Whatever annual number you came up with now has to be doubled. Why? Because of Inflation. Inflation is the “sustained increase in the general price level of goods and services over a period of time.”
Inflation means that things will cost a lot more in 20 years. The average historical annual inflation rate is just over 3%. Inflation causes prices to double roughly every 20 years. Here is what this looks like in recent history: 50 years ago, something purchased for $100 would cost $752 today. That’s 652% higher. 40 years ago, something that cost $100 would cost $440 today. That’s 340% higher. 30 years ago, something purchased for $100 would cost $220 today. That’s more than twice as much. If historical inflation holds true, in 20 years, one million dollars will only be worth $500,000. Your annual goal number has now gone from $40K to $80K
- Multiply your annual need times 25.
If your annual need was $40,000, you multiplied by 2 to get $80,000. Now multiply $80,000 times 25. You get 2 million dollars. That might sound scary, but that’s the number. Why will you need this much money? Because you can plan to withdraw 4% annually of what you have in retirement and expect your money to last 25-30 years. Here is a post that explains this in more detail.
How to Save the Amount you Need
Your goal is to save 2 million dollars by age 70. Now you need to figure out how much to save annually. To Determine how much to save each year, answer the following questions:
- How much money do you currently have saved?
- How many years do you have before age 70?
- What interest rate do you expect to earn? (I suggest aiming for 7%)
- Plug your answers into this calculator to determine how much to save monthly.
Where to Put the Money that you are Saving
There is no shortage of opinions concerning where to invest. Here are a few guidelines to consider: (I am not an investment advisor but am hoping to motivate you to educate yourself)
- Invest in your company 401K or 403B. Make sure to save enough to get any matching funds that your employer offers. Choose index or target date funds whenever possible.
- Max out your Roth IRA’s each year. You can save $5500 for you and $5500 for your spouse annually. (Consider setting up your ROTH IRA account at Vanguard or TD Ameritrade.)
- If you are just getting started, put your savings in an Equity Index, the Total Stock Market Index, or Target Date Funds.
- If you are willing to put in a little extra effort – read Paul Merriman’s articles on where to invest. Paul writes for Marketwatch and is rock-solid.
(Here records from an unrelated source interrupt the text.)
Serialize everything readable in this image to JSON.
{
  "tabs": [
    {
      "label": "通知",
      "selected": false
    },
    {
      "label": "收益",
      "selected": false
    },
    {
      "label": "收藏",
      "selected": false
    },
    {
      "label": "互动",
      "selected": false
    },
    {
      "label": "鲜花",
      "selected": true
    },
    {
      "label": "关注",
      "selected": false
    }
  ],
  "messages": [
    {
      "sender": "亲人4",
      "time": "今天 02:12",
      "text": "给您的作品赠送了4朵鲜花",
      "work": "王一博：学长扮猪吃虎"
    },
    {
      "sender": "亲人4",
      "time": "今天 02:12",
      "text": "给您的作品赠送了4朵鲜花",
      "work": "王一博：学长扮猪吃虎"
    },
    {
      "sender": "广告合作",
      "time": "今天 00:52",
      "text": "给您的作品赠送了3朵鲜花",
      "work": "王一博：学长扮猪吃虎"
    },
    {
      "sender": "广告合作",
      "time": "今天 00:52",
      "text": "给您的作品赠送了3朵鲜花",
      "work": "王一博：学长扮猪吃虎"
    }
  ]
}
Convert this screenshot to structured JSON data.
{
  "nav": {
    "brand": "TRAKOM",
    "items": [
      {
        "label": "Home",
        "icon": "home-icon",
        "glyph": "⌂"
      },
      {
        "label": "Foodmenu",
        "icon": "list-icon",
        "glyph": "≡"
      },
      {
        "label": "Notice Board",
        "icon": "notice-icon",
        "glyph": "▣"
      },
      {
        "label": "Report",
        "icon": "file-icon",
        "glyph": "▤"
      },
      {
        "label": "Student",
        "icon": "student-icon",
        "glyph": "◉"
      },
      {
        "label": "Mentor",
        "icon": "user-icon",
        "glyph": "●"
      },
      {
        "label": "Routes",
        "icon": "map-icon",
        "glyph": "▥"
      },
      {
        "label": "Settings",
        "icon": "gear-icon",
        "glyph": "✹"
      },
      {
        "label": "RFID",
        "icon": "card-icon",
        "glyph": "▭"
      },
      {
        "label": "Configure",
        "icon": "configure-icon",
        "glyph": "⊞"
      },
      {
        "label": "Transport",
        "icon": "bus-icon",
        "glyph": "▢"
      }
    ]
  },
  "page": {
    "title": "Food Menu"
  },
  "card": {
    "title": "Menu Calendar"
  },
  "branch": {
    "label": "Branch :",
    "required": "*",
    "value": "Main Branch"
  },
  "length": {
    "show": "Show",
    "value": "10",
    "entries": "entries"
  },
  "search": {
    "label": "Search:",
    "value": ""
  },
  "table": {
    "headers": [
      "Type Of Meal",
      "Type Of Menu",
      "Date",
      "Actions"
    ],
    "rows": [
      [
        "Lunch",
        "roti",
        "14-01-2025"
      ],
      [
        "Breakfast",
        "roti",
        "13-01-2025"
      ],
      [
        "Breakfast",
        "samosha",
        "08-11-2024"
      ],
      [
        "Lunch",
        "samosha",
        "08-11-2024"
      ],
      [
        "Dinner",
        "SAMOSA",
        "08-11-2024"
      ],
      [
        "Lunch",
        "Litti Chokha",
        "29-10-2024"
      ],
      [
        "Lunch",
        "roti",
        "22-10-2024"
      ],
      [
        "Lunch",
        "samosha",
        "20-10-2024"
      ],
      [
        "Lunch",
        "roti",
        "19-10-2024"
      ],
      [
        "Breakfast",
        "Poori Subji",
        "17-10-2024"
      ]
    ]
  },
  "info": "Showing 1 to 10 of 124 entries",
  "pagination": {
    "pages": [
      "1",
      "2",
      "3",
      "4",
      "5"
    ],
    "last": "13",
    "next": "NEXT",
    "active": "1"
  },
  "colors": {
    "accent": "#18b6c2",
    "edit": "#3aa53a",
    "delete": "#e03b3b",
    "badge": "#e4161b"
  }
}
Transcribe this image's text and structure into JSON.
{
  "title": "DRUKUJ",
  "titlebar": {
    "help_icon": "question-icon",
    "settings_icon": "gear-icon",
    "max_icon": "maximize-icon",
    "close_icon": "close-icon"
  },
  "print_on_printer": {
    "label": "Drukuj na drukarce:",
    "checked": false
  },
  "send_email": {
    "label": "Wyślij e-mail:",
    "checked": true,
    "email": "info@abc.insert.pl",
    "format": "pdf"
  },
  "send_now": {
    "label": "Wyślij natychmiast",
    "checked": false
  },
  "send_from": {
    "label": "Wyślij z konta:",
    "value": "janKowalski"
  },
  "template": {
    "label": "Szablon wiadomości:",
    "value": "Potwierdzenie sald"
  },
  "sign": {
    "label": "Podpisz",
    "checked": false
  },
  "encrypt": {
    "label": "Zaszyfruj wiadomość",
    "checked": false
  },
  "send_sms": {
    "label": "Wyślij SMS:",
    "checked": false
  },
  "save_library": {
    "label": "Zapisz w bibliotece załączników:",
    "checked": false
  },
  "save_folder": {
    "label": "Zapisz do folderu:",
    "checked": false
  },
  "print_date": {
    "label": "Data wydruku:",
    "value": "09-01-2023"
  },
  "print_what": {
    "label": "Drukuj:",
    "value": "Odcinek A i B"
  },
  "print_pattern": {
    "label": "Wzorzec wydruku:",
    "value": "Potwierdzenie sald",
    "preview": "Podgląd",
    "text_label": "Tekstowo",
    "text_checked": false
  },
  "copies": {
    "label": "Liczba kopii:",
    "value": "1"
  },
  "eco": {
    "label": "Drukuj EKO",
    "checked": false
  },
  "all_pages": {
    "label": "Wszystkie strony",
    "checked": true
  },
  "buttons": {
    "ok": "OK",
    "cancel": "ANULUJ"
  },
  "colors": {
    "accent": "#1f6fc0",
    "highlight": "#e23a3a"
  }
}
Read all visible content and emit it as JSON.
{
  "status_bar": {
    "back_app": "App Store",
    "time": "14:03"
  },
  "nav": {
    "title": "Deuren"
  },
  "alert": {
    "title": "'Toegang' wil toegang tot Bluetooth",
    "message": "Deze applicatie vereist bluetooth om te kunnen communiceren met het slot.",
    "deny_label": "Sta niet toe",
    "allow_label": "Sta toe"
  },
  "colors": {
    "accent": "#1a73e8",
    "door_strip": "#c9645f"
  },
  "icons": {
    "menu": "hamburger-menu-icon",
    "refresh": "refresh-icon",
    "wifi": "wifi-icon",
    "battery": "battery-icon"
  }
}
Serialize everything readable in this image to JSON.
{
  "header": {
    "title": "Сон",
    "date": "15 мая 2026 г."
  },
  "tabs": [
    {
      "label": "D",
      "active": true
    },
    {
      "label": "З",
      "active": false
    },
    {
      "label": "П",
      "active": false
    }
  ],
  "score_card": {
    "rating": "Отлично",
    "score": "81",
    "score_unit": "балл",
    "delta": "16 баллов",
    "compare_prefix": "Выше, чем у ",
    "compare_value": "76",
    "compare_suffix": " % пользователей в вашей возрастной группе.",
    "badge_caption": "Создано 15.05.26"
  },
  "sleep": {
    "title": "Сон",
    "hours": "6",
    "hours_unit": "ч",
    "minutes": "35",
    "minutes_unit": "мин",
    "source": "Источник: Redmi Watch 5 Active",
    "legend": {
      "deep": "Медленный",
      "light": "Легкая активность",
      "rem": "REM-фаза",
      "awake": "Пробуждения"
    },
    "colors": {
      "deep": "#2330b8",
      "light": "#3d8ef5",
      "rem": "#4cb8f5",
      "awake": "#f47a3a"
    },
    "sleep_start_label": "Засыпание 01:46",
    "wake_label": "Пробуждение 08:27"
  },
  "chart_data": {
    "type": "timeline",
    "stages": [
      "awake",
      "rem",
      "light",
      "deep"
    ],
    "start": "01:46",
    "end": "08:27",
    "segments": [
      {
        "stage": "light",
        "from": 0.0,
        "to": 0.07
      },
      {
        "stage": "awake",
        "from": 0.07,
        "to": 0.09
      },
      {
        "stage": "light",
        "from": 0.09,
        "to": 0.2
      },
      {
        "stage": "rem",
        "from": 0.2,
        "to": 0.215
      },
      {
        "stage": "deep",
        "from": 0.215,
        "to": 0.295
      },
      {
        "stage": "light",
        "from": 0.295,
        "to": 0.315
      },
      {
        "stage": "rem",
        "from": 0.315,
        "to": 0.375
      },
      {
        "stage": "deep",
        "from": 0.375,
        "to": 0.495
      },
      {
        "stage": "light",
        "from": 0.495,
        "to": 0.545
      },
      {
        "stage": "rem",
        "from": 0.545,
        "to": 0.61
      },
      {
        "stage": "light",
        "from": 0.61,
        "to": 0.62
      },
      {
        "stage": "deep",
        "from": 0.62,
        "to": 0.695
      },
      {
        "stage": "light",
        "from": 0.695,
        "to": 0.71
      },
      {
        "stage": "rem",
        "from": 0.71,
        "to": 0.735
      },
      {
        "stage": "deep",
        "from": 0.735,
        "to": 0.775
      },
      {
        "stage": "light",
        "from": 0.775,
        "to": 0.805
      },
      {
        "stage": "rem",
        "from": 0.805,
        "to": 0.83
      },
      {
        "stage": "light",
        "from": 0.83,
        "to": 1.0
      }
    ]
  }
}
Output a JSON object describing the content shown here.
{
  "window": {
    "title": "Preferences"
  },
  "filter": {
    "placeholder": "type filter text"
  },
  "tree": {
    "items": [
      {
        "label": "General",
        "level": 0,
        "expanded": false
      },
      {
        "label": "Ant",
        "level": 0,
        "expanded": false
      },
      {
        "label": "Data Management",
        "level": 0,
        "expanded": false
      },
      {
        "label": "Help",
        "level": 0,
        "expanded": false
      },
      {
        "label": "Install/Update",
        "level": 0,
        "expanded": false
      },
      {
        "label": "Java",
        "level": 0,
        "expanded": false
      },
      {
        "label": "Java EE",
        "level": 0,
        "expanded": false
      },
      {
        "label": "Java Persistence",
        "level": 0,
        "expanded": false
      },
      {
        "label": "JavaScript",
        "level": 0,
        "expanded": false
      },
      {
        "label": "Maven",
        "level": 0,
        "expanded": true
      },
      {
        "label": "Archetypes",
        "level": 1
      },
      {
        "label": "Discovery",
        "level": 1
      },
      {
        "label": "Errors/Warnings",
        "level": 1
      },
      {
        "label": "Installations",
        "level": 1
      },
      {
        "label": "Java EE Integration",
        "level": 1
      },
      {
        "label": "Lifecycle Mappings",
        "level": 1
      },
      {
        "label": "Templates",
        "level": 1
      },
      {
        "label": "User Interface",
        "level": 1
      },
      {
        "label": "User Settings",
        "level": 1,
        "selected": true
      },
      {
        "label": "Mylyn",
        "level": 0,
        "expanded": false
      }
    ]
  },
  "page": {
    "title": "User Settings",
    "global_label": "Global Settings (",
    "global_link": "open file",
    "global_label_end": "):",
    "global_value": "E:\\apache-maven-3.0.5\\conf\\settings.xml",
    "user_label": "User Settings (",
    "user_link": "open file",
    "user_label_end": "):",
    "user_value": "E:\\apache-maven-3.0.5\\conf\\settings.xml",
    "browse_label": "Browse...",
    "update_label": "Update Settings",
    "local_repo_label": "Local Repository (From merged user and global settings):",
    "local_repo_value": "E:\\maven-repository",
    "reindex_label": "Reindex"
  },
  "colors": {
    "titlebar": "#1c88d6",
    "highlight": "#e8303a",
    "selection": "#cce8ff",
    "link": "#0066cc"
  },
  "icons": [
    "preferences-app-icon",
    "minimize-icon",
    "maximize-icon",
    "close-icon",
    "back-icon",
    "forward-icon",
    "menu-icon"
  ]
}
Start here.
- Consider a Robo Advisor.
- Don’t Invest your savings with a guy in your church or a friend who is building his business just because he seems to be a nice guy.
My last piece of advice. Become an expert on this topic. You won’t regret it.
Investing a couple of hours a week growing in your understanding of finances could completely change your future life.